Work task —
A line belongs in the answer if it contains "title"; copy every such line from the entries below.
(Beginning of Supplied data)
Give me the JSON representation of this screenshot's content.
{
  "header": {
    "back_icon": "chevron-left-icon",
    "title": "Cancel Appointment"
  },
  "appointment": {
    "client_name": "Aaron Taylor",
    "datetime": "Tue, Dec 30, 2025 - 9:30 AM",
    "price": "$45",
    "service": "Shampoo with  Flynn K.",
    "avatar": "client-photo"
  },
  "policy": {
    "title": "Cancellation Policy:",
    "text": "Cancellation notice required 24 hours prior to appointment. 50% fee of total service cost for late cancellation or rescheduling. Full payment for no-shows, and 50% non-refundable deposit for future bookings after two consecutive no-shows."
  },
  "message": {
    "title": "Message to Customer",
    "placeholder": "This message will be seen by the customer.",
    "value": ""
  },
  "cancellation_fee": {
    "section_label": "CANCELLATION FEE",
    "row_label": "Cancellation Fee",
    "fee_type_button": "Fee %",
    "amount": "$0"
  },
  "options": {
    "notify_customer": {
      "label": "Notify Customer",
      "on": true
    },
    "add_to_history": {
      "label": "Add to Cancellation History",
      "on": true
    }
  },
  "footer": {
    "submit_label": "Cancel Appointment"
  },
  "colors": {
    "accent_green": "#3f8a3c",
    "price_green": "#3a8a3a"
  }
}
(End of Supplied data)
Solution to this task —
    "title": "Cancel Appointment"
    "title": "Cancellation Policy:",
    "title": "Message to Customer",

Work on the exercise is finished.